The Years is a 1937 novel by Virginia Woolf, the last she published in her lifetime. It traces the history of the genteel Pargiter family from the 1880s to the "present day" of the mid-1930s.

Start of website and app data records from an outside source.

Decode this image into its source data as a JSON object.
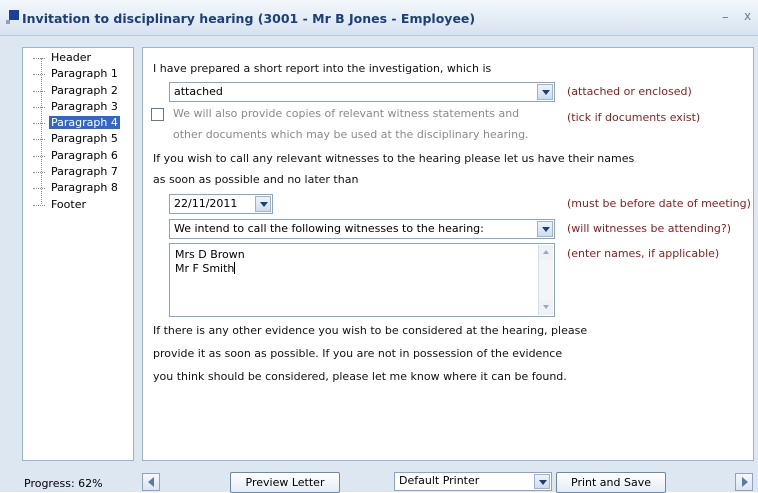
{
  "window": {
    "title": "Invitation to disciplinary hearing (3001 - Mr B Jones - Employee)",
    "minimize": "–",
    "close": "x"
  },
  "tree": {
    "items": [
      "Header",
      "Paragraph 1",
      "Paragraph 2",
      "Paragraph 3",
      "Paragraph 4",
      "Paragraph 5",
      "Paragraph 6",
      "Paragraph 7",
      "Paragraph 8",
      "Footer"
    ],
    "selected_index": 4
  },
  "content": {
    "intro": "I have prepared a short report into the investigation, which is",
    "report_select": {
      "value": "attached"
    },
    "report_hint": "(attached or enclosed)",
    "witness_docs": {
      "checked": false,
      "line1": "We will also provide copies of relevant witness statements and",
      "line2": "other documents which may be used at the disciplinary hearing."
    },
    "witness_docs_hint": "(tick if documents exist)",
    "call_witness_line1": "If you wish to call any relevant witnesses to the hearing please let us have their names",
    "call_witness_line2": "as soon as possible and no later than",
    "date_select": {
      "value": "22/11/2011"
    },
    "date_hint": "(must be before date of meeting)",
    "witness_select": {
      "value": "We intend to call the following witnesses to the hearing:"
    },
    "witness_select_hint": "(will witnesses be attending?)",
    "witness_names": {
      "line1": "Mrs D Brown",
      "line2": "Mr F Smith"
    },
    "witness_names_hint": "(enter names, if applicable)",
    "evidence_line1": "If there is any other evidence you wish to be considered at the hearing, please",
    "evidence_line2": "provide it as soon as possible.  If you are not in possession of the evidence",
    "evidence_line3": "you think should be considered, please let me know where it can be found."
  },
  "footer": {
    "progress_label": "Progress: 62%",
    "preview_button": "Preview Letter",
    "printer_select": {
      "value": "Default Printer"
    },
    "print_save_button": "Print and Save"
  }
}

Although spanning fifty years, the novel is not epic in scope, focusing instead on the small private details of the characters' lives. Except for the first, each section takes place on a single day of its titular year, and each year is defined by a particular moment in the cycle of seasons. At the beginning of each section, and sometimes as a transition within sections, Woolf describes the changing weather all over Britain, taking in both London and countryside as if in a bird's-eye view before focusing in on her characters. Although these descriptions move across the whole of England in single paragraphs, Woolf only rarely and briefly broadens her view to the world outside Britain.